§ **PROBLEM REQUIREMENTS**
Nothing but an exact copy of the data should be given.

[Items from an interface collection]
- - -

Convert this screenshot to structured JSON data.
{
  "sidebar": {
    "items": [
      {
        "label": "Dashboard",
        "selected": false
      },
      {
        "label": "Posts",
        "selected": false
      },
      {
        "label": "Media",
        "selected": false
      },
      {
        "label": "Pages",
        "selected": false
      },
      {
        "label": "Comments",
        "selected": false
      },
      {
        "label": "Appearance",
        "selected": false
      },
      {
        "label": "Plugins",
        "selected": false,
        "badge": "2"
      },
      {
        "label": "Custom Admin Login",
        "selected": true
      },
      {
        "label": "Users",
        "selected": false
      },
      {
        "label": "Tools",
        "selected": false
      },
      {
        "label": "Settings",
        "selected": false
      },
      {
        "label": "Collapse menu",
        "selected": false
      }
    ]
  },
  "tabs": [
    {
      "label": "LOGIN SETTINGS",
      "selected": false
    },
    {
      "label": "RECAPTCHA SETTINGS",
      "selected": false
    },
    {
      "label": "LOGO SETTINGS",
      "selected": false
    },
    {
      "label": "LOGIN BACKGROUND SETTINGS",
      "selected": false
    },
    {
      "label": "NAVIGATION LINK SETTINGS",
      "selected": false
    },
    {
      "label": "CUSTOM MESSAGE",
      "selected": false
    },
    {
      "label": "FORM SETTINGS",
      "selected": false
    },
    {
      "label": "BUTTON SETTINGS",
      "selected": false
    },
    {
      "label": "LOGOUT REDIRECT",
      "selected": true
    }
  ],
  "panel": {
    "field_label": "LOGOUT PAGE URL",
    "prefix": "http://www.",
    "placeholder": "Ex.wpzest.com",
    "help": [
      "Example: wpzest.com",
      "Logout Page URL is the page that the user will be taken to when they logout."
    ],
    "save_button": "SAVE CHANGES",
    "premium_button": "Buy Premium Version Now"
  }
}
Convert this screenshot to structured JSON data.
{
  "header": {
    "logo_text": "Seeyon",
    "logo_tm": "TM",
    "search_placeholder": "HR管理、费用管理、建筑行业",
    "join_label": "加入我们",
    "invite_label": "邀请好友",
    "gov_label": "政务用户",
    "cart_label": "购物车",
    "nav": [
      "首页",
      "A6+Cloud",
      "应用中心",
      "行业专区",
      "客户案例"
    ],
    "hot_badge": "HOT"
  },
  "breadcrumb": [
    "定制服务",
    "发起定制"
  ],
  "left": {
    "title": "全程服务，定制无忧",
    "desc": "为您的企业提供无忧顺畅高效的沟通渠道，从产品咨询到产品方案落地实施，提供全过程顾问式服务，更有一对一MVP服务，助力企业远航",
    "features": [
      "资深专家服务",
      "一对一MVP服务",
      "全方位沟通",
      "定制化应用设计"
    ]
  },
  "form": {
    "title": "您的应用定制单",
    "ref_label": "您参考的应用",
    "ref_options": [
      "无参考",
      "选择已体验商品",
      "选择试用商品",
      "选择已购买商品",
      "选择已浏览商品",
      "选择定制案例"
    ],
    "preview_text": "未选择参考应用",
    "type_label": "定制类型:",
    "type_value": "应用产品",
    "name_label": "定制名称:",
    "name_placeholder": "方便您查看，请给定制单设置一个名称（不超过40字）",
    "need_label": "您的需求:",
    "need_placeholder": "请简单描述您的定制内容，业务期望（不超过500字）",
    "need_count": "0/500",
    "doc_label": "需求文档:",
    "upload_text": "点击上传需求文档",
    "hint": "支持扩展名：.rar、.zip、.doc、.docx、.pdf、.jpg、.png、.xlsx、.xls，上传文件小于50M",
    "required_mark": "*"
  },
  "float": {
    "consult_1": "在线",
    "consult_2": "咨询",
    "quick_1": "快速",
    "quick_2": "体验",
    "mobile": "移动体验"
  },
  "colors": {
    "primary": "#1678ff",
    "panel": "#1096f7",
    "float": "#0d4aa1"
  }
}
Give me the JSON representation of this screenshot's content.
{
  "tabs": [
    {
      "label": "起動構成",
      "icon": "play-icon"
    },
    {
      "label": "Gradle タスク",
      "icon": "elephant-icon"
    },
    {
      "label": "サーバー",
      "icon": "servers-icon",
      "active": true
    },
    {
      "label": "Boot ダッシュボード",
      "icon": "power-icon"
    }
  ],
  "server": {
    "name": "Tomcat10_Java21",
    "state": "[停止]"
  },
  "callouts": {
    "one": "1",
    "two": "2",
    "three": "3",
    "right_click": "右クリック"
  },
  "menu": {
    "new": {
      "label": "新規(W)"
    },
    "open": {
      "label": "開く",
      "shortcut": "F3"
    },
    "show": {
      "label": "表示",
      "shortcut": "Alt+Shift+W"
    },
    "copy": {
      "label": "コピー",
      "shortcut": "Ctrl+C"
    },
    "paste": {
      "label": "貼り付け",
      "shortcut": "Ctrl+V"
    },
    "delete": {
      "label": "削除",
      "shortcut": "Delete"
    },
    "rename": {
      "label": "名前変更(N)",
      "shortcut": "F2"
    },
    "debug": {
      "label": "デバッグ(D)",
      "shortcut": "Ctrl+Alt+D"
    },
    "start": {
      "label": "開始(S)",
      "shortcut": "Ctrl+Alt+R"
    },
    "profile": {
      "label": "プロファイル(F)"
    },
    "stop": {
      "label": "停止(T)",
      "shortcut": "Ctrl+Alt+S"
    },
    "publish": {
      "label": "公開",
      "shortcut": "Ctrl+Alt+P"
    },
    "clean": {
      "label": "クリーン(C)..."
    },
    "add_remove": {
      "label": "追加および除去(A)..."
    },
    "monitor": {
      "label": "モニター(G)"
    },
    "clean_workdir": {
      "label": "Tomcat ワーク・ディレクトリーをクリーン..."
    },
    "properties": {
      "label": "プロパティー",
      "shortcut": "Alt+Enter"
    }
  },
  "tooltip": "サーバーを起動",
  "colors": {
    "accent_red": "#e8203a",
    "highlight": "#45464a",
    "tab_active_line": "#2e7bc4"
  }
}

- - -

§ **RESPONSE**
Convert this screenshot to structured JSON data.
{
  "sidebar": {
    "items": [
      {
        "label": "Dashboard",
        "selected": false
      },
      {
        "label": "Posts",
        "selected": false
      },
      {
        "label": "Media",
        "selected": false
      },
      {
        "label": "Pages",
        "selected": false
      },
      {
        "label": "Comments",
        "selected": false
      },
      {
        "label": "Appearance",
        "selected": false
      },
      {
        "label": "Plugins",
        "selected": false,
        "badge": "2"
      },
      {
        "label": "Custom Admin Login",
        "selected": true
      },
      {
        "label": "Users",
        "selected": false
      },
      {
        "label": "Tools",
        "selected": false
      },
      {
        "label": "Settings",
        "selected": false
      },
      {
        "label": "Collapse menu",
        "selected": false
      }
    ]
  },
  "tabs": [
    {
      "label": "LOGIN SETTINGS",
      "selected": false
    },
    {
      "label": "RECAPTCHA SETTINGS",
      "selected": false
    },
    {
      "label": "LOGO SETTINGS",
      "selected": false
    },
    {
      "label": "LOGIN BACKGROUND SETTINGS",
      "selected": false
    },
    {
      "label": "NAVIGATION LINK SETTINGS",
      "selected": false
    },
    {
      "label": "CUSTOM MESSAGE",
      "selected": false
    },
    {
      "label": "FORM SETTINGS",
      "selected": false
    },
    {
      "label": "BUTTON SETTINGS",
      "selected": false
    },
    {
      "label": "LOGOUT REDIRECT",
      "selected": true
    }
  ],
  "panel": {
    "field_label": "LOGOUT PAGE URL",
    "prefix": "http://www.",
    "placeholder": "Ex.wpzest.com",
    "help": [
      "Example: wpzest.com",
      "Logout Page URL is the page that the user will be taken to when they logout."
    ],
    "save_button": "SAVE CHANGES",
    "premium_button": "Buy Premium Version Now"
  }
}
Convert this screenshot to structured JSON data.
{
  "header": {
    "logo_text": "Seeyon",
    "logo_tm": "TM",
    "search_placeholder": "HR管理、费用管理、建筑行业",
    "join_label": "加入我们",
    "invite_label": "邀请好友",
    "gov_label": "政务用户",
    "cart_label": "购物车",
    "nav": [
      "首页",
      "A6+Cloud",
      "应用中心",
      "行业专区",
      "客户案例"
    ],
    "hot_badge": "HOT"
  },
  "breadcrumb": [
    "定制服务",
    "发起定制"
  ],
  "left": {
    "title": "全程服务，定制无忧",
    "desc": "为您的企业提供无忧顺畅高效的沟通渠道，从产品咨询到产品方案落地实施，提供全过程顾问式服务，更有一对一MVP服务，助力企业远航",
    "features": [
      "资深专家服务",
      "一对一MVP服务",
      "全方位沟通",
      "定制化应用设计"
    ]
  },
  "form": {
    "title": "您的应用定制单",
    "ref_label": "您参考的应用",
    "ref_options": [
      "无参考",
      "选择已体验商品",
      "选择试用商品",
      "选择已购买商品",
      "选择已浏览商品",
      "选择定制案例"
    ],
    "preview_text": "未选择参考应用",
    "type_label": "定制类型:",
    "type_value": "应用产品",
    "name_label": "定制名称:",
    "name_placeholder": "方便您查看，请给定制单设置一个名称（不超过40字）",
    "need_label": "您的需求:",
    "need_placeholder": "请简单描述您的定制内容，业务期望（不超过500字）",
    "need_count": "0/500",
    "doc_label": "需求文档:",
    "upload_text": "点击上传需求文档",
    "hint": "支持扩展名：.rar、.zip、.doc、.docx、.pdf、.jpg、.png、.xlsx、.xls，上传文件小于50M",
    "required_mark": "*"
  },
  "float": {
    "consult_1": "在线",
    "consult_2": "咨询",
    "quick_1": "快速",
    "quick_2": "体验",
    "mobile": "移动体验"
  },
  "colors": {
    "primary": "#1678ff",
    "panel": "#1096f7",
    "float": "#0d4aa1"
  }
}
Give me the JSON representation of this screenshot's content.
{
  "tabs": [
    {
      "label": "起動構成",
      "icon": "play-icon"
    },
    {
      "label": "Gradle タスク",
      "icon": "elephant-icon"
    },
    {
      "label": "サーバー",
      "icon": "servers-icon",
      "active": true
    },
    {
      "label": "Boot ダッシュボード",
      "icon": "power-icon"
    }
  ],
  "server": {
    "name": "Tomcat10_Java21",
    "state": "[停止]"
  },
  "callouts": {
    "one": "1",
    "two": "2",
    "three": "3",
    "right_click": "右クリック"
  },
  "menu": {
    "new": {
      "label": "新規(W)"
    },
    "open": {
      "label": "開く",
      "shortcut": "F3"
    },
    "show": {
      "label": "表示",
      "shortcut": "Alt+Shift+W"
    },
    "copy": {
      "label": "コピー",
      "shortcut": "Ctrl+C"
    },
    "paste": {
      "label": "貼り付け",
      "shortcut": "Ctrl+V"
    },
    "delete": {
      "label": "削除",
      "shortcut": "Delete"
    },
    "rename": {
      "label": "名前変更(N)",
      "shortcut": "F2"
    },
    "debug": {
      "label": "デバッグ(D)",
      "shortcut": "Ctrl+Alt+D"
    },
    "start": {
      "label": "開始(S)",
      "shortcut": "Ctrl+Alt+R"
    },
    "profile": {
      "label": "プロファイル(F)"
    },
    "stop": {
      "label": "停止(T)",
      "shortcut": "Ctrl+Alt+S"
    },
    "publish": {
      "label": "公開",
      "shortcut": "Ctrl+Alt+P"
    },
    "clean": {
      "label": "クリーン(C)..."
    },
    "add_remove": {
      "label": "追加および除去(A)..."
    },
    "monitor": {
      "label": "モニター(G)"
    },
    "clean_workdir": {
      "label": "Tomcat ワーク・ディレクトリーをクリーン..."
    },
    "properties": {
      "label": "プロパティー",
      "shortcut": "Alt+Enter"
    }
  },
  "tooltip": "サーバーを起動",
  "colors": {
    "accent_red": "#e8203a",
    "highlight": "#45464a",
    "tab_active_line": "#2e7bc4"
  }
}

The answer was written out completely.